So far, it's been a rather slow summer and early fall for hurricanes, although late September and October is the peak hurricane season. That is because since water takes longer to heat than air, there is a few months' lag time between the hottest part of summer (July/August) and when the Atlantic Ocean waters are at their warmest (September/October).
Hurricanes need warm water to thrive, and thus now is when conditions are primed for stronger hurricane development. (Although El Nino seems to be providing a damper on this season)
But when huricanes are out there, this is a great hurricane tracking site, called "Stormpulse.com."
Powered by hurricane-tracking software from Stormpulse.com.
Not only does it give the latest on current tropical storms and hurricanes, but it has a fantastic historical database that has the track and information on all tropical-based storms all the way back to the 1850s!
You can also superimpose the satellite image from that time frame for any storm after 2002.
There's also a link to the Wikipedia entry for each hurricane to tell what each storm did, as well as a photo gallery of storm damage via photo site Flickr.
These screen grabs are just a portion of their web site. There's plenty of other links and buttons to find even more information.

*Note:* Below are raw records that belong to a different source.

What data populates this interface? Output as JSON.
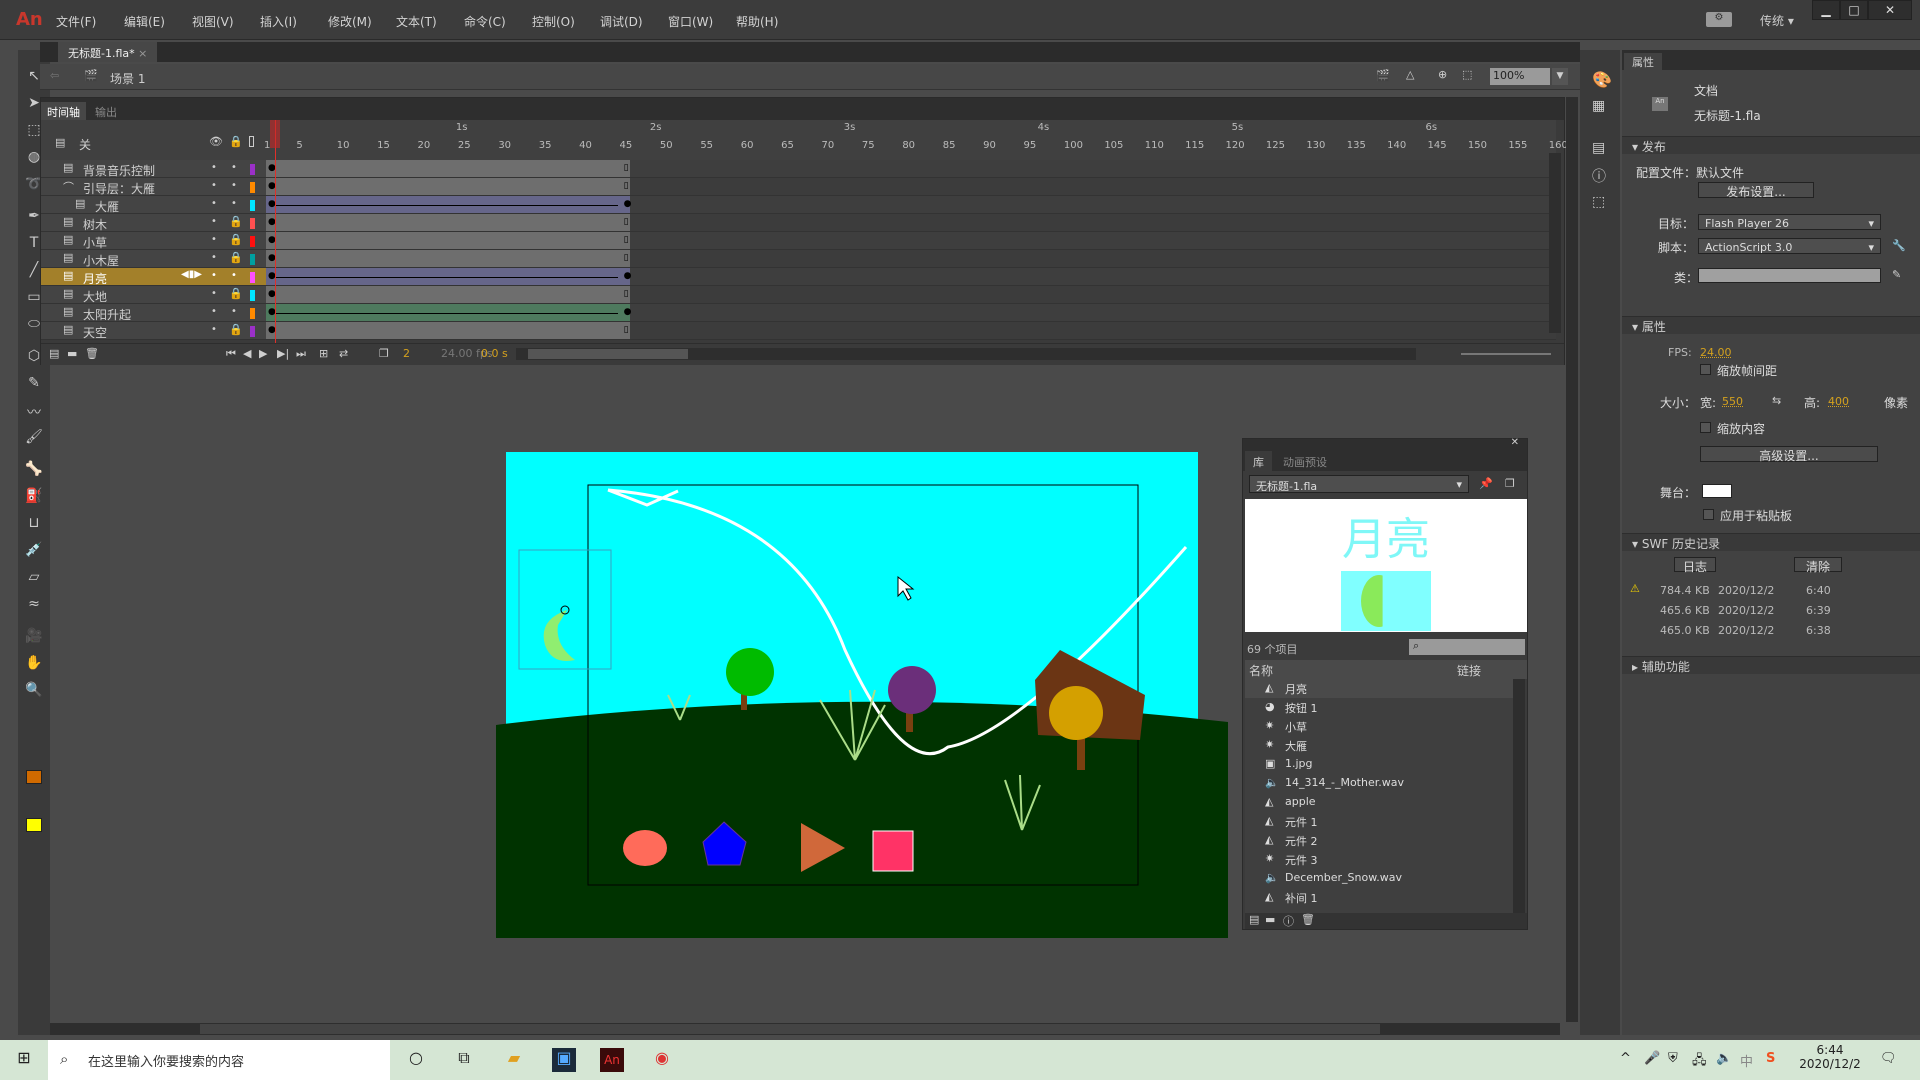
{
  "app": {
    "logo": "An",
    "menus": [
      "文件(F)",
      "编辑(E)",
      "视图(V)",
      "插入(I)",
      "修改(M)",
      "文本(T)",
      "命令(C)",
      "控制(O)",
      "调试(D)",
      "窗口(W)",
      "帮助(H)"
    ],
    "workspace": "传统",
    "win_min": "▁",
    "win_max": "□",
    "win_close": "✕"
  },
  "doc_tab": {
    "title": "无标题-1.fla*",
    "close": "×"
  },
  "scene": {
    "label": "场景 1",
    "zoom": "100%"
  },
  "timeline": {
    "tabs": [
      "时间轴",
      "输出"
    ],
    "header": "关",
    "ruler_seconds": [
      "1s",
      "2s",
      "3s",
      "4s",
      "5s",
      "6s"
    ],
    "fps_frames": 24,
    "max_frame": 160,
    "layers": [
      {
        "name": "背景音乐控制",
        "color": "#9b30c8",
        "locked": false,
        "tween": null,
        "indent": 0,
        "icon": "layer"
      },
      {
        "name": "引导层：大雁",
        "color": "#ff8a00",
        "locked": false,
        "tween": null,
        "indent": 0,
        "icon": "guide"
      },
      {
        "name": "大雁",
        "color": "#00e5ff",
        "locked": false,
        "tween": "#66668a",
        "indent": 1,
        "icon": "layer"
      },
      {
        "name": "树木",
        "color": "#ff5050",
        "locked": true,
        "tween": null,
        "indent": 0,
        "icon": "layer"
      },
      {
        "name": "小草",
        "color": "#ff1010",
        "locked": true,
        "tween": null,
        "indent": 0,
        "icon": "layer"
      },
      {
        "name": "小木屋",
        "color": "#00a0a0",
        "locked": true,
        "tween": null,
        "indent": 0,
        "icon": "layer"
      },
      {
        "name": "月亮",
        "color": "#ff50ff",
        "locked": false,
        "tween": "#66668a",
        "indent": 0,
        "icon": "layer",
        "selected": true
      },
      {
        "name": "大地",
        "color": "#00e5ff",
        "locked": true,
        "tween": null,
        "indent": 0,
        "icon": "layer"
      },
      {
        "name": "太阳升起",
        "color": "#ff8a00",
        "locked": false,
        "tween": "#4e7a5e",
        "indent": 0,
        "icon": "layer"
      },
      {
        "name": "天空",
        "color": "#9b30c8",
        "locked": true,
        "tween": null,
        "indent": 0,
        "icon": "layer"
      }
    ],
    "current_frame": "2",
    "fps": "24.00 fps",
    "time": "0.0 s",
    "last_frame": 45
  },
  "library": {
    "tabs": [
      "库",
      "动画预设"
    ],
    "file": "无标题-1.fla",
    "preview_title": "月亮",
    "count": "69 个项目",
    "col_name": "名称",
    "col_link": "链接",
    "items": [
      {
        "name": "月亮",
        "icon": "graphic"
      },
      {
        "name": "按钮 1",
        "icon": "button"
      },
      {
        "name": "小草",
        "icon": "movieclip"
      },
      {
        "name": "大雁",
        "icon": "movieclip"
      },
      {
        "name": "1.jpg",
        "icon": "bitmap"
      },
      {
        "name": "14_314_-_Mother.wav",
        "icon": "sound"
      },
      {
        "name": "apple",
        "icon": "graphic"
      },
      {
        "name": "元件 1",
        "icon": "graphic"
      },
      {
        "name": "元件 2",
        "icon": "graphic"
      },
      {
        "name": "元件 3",
        "icon": "movieclip"
      },
      {
        "name": "December_Snow.wav",
        "icon": "sound"
      },
      {
        "name": "补间 1",
        "icon": "graphic"
      }
    ]
  },
  "props": {
    "tab": "属性",
    "doc_type": "文档",
    "doc_name": "无标题-1.fla",
    "publish": {
      "title": "发布",
      "profile_label": "配置文件：",
      "profile": "默认文件",
      "settings_btn": "发布设置...",
      "target_label": "目标：",
      "target": "Flash Player 26",
      "script_label": "脚本：",
      "script": "ActionScript 3.0",
      "class_label": "类："
    },
    "attributes": {
      "title": "属性",
      "fps_label": "FPS:",
      "fps": "24.00",
      "scale_spans": "缩放帧间距",
      "size_label": "大小：",
      "w_label": "宽:",
      "w": "550",
      "h_label": "高:",
      "h": "400",
      "unit": "像素",
      "scale_content": "缩放内容",
      "advanced_btn": "高级设置...",
      "stage_label": "舞台：",
      "stage_color": "#ffffff",
      "apply_paste": "应用于粘贴板"
    },
    "swf": {
      "title": "SWF 历史记录",
      "log_btn": "日志",
      "clear_btn": "清除",
      "rows": [
        {
          "size": "784.4 KB",
          "date": "2020/12/2",
          "time": "6:40",
          "warn": true
        },
        {
          "size": "465.6 KB",
          "date": "2020/12/2",
          "time": "6:39"
        },
        {
          "size": "465.0 KB",
          "date": "2020/12/2",
          "time": "6:38"
        }
      ]
    },
    "accessibility": "辅助功能"
  },
  "taskbar": {
    "search_placeholder": "在这里输入你要搜索的内容",
    "time": "6:44",
    "date": "2020/12/2",
    "ime": "中"
  }
}
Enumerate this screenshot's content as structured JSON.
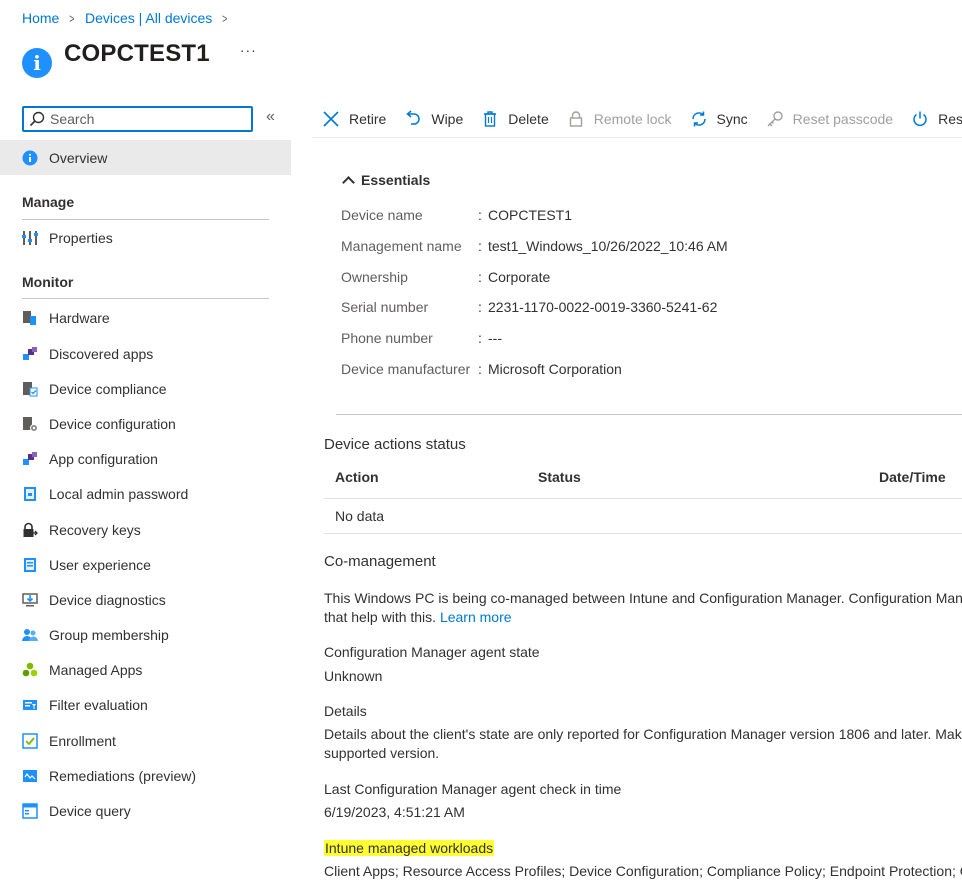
{
  "breadcrumb": {
    "home": "Home",
    "devices": "Devices | All devices",
    "sep": ">"
  },
  "header": {
    "title": "COPCTEST1",
    "more": "···"
  },
  "sidebar": {
    "search_placeholder": "Search",
    "collapse": "«",
    "overview": "Overview",
    "manage_label": "Manage",
    "manage_items": [
      "Properties"
    ],
    "monitor_label": "Monitor",
    "monitor_items": [
      "Hardware",
      "Discovered apps",
      "Device compliance",
      "Device configuration",
      "App configuration",
      "Local admin password",
      "Recovery keys",
      "User experience",
      "Device diagnostics",
      "Group membership",
      "Managed Apps",
      "Filter evaluation",
      "Enrollment",
      "Remediations (preview)",
      "Device query"
    ]
  },
  "toolbar": {
    "retire": "Retire",
    "wipe": "Wipe",
    "delete": "Delete",
    "remote_lock": "Remote lock",
    "sync": "Sync",
    "reset_passcode": "Reset passcode",
    "restart": "Restart"
  },
  "essentials": {
    "header": "Essentials",
    "rows": [
      {
        "label": "Device name",
        "value": "COPCTEST1"
      },
      {
        "label": "Management name",
        "value": "test1_Windows_10/26/2022_10:46 AM"
      },
      {
        "label": "Ownership",
        "value": "Corporate"
      },
      {
        "label": "Serial number",
        "value": "2231-1170-0022-0019-3360-5241-62"
      },
      {
        "label": "Phone number",
        "value": "---"
      },
      {
        "label": "Device manufacturer",
        "value": "Microsoft Corporation"
      }
    ]
  },
  "device_actions": {
    "title": "Device actions status",
    "col_action": "Action",
    "col_status": "Status",
    "col_datetime": "Date/Time",
    "empty": "No data"
  },
  "comanagement": {
    "title": "Co-management",
    "desc_line1": "This Windows PC is being co-managed between Intune and Configuration Manager. Configuration Manager",
    "desc_line2": "that help with this.",
    "learn_more": "Learn more",
    "agent_state_label": "Configuration Manager agent state",
    "agent_state_value": "Unknown",
    "details_label": "Details",
    "details_line1": "Details about the client's state are only reported for Configuration Manager version 1806 and later. Make sure",
    "details_line2": "supported version.",
    "checkin_label": "Last Configuration Manager agent check in time",
    "checkin_value": "6/19/2023, 4:51:21 AM",
    "workloads_label": "Intune managed workloads",
    "workloads_value": "Client Apps; Resource Access Profiles; Device Configuration; Compliance Policy; Endpoint Protection; Office"
  },
  "colors": {
    "accent": "#0078d4",
    "highlight": "#ffff33"
  }
}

Just like you can spend hours running around Google Earth, we're finding it hard to get work done around here today, but it is a great educational tool to learn about past hurricanes and track current ones.